The power of the brand new Black colored Choose: Knocking Away Education loan Personal debt
Kamree Anderson: I’m creating my DoorDash change, deciding and that instructions that i should take on. Very I’ll constantly merely strike dash now and pick how much time I would like to wade. And generally I am going to are about four-hours.
Trymaine Lee: Kamree Anderson are resting within her well-used 2010 Honda Accord left for the a lot alongside a beneficial Nordstrom Holder from inside the Durham, Vermont. Logged directly into initiate a move to the food birth software DoorDash.
Anderson: Which means this order right here is $5 for 7 and a half kilometers. So I am not planning to get one to. Sometimes it takes a while to get the version of order you want. I’ll such move about sometimes.
Anderson: Therefore we features buy off Maggiano’s, $ for 9 kilometers. Which is okay for me. So I will go ahead and believe that you to definitely.
Lee: Kamree try 25 years old, a few years regarding school, and you will she in fact has a full-time employment from the Durham Cops Agencies.
Anderson: I do so it job unofficially to help pay the bills or extra cash having whenever i have to do one thing.
Lee: Kamree actually alone. College student debt was an urgent situation that erupted inside current ages. seven trillion. As well as for the past about three ount out of financial obligation owed by the college student borrowers keeps tripled. But black college student individuals for example Kamree had been hit particularly difficult.
America’s vast racial wide range pit means black colored pupils as well as their families may sign up for funds and take out loans to possess big quantity than simply the white counterparts. Black colored students exit college with normally more than $eight,100 alot more inside college loans than light graduates.

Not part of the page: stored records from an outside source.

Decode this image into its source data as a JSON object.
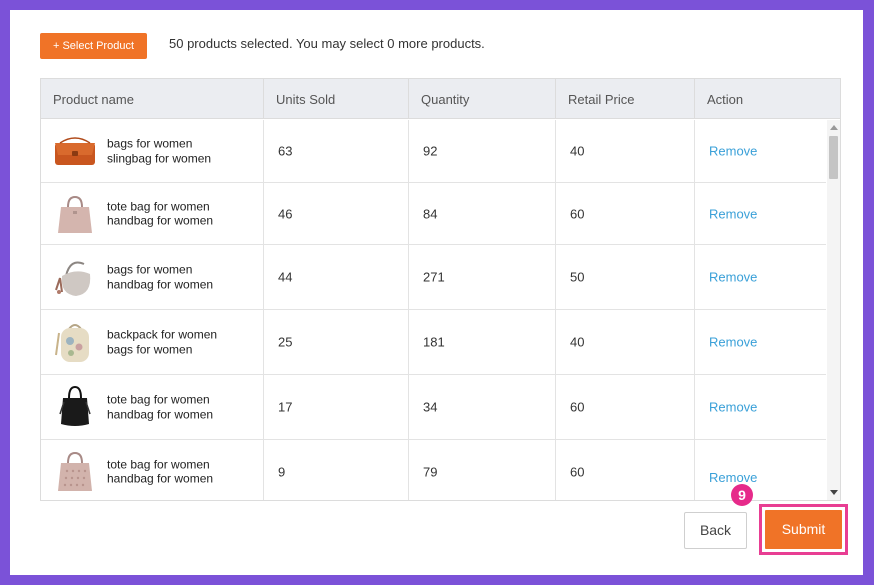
{
  "toolbar": {
    "select_product_label": "+ Select Product",
    "selected_info": "50 products selected. You may select 0 more products."
  },
  "table": {
    "columns": [
      "Product name",
      "Units Sold",
      "Quantity",
      "Retail Price",
      "Action"
    ],
    "rows": [
      {
        "name_line1": "bags for women",
        "name_line2": "slingbag for women",
        "units_sold": "63",
        "quantity": "92",
        "retail_price": "40",
        "action": "Remove",
        "thumb_icon": "orange-slingbag-icon"
      },
      {
        "name_line1": "tote bag for women",
        "name_line2": "handbag for women",
        "units_sold": "46",
        "quantity": "84",
        "retail_price": "60",
        "action": "Remove",
        "thumb_icon": "pink-tote-bag-icon"
      },
      {
        "name_line1": "bags for women",
        "name_line2": "handbag for women",
        "units_sold": "44",
        "quantity": "271",
        "retail_price": "50",
        "action": "Remove",
        "thumb_icon": "grey-hobo-bag-icon"
      },
      {
        "name_line1": "backpack for women",
        "name_line2": "bags for women",
        "units_sold": "25",
        "quantity": "181",
        "retail_price": "40",
        "action": "Remove",
        "thumb_icon": "floral-backpack-icon"
      },
      {
        "name_line1": "tote bag for women",
        "name_line2": "handbag for women",
        "units_sold": "17",
        "quantity": "34",
        "retail_price": "60",
        "action": "Remove",
        "thumb_icon": "black-bucket-bag-icon"
      },
      {
        "name_line1": "tote bag for women",
        "name_line2": "handbag for women",
        "units_sold": "9",
        "quantity": "79",
        "retail_price": "60",
        "action": "Remove",
        "thumb_icon": "pink-perforated-tote-icon"
      }
    ]
  },
  "footer": {
    "back_label": "Back",
    "submit_label": "Submit",
    "step_badge": "9"
  },
  "colors": {
    "background": "#7b52d8",
    "accent": "#f07327",
    "link": "#3aa0d8",
    "highlight": "#e83e93"
  }
}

Now, that might not indeed seem like anywhere near this much, nevertheless gets worse rapidly. Black grads provides a more challenging day spending its loans of. On average black people graduate that have eight moments shorter riches than white children. And since of your own price where loan desire adds up, couple of years after graduating, the pit ranging from exactly what monochrome individuals owe, triples.
Based on a great 2016 study from the newest Brookings Institute, few years immediately following school, light borrowers an average of get $twenty eight,100000 with debt, if you are black colored consumers owe over $52,100 and this leaves some body such as for instance Kamree hustling having 2nd or even 3rd jobs and work out ends up satisfy.
Lee: Once the Kamree registers her first order of the day out-of a community Italian cafe, she refers to her work schedule.
Anderson: During the Durham PD, We really works 12 hours changes, 3 or 4 weeks out of the few days. It simply hinges on the new few days and usually rating one or two vacations away from. We work regarding 6pm so you’re able to 6am.
Lee: And on the lady off days, she really does DoorDash constantly doing twelve instances weekly. Kamree claims it is hard to adopt this type of payday lender Warsaw even more changes, however, she feels happy to have the woman fundamental occupations on Cops Service. And though she is in financial trouble, Kamree doesn’t feel dissapointed about taking her knowledge during the Violent Fairness at the North Carolina Central School, one of the nation’s storied HBCUs.
On the America
Archival Tape: The customer expected your leave your order at the the home. They gave next information, exit at my door.
Lee: But so it pupil obligations crisis is not only striking black students tough. It’s affecting their loved ones also. Like other black colored group Kamree’s didn’t afford the tuition getting NC Central straight-up.
Anderson: Most of the From the actually is just individuals informing me personally what you should would like to score specific financing, however, I’d knowing along the way, various variety of loans and you can has that you might score, and you will my mother performed let define those people too.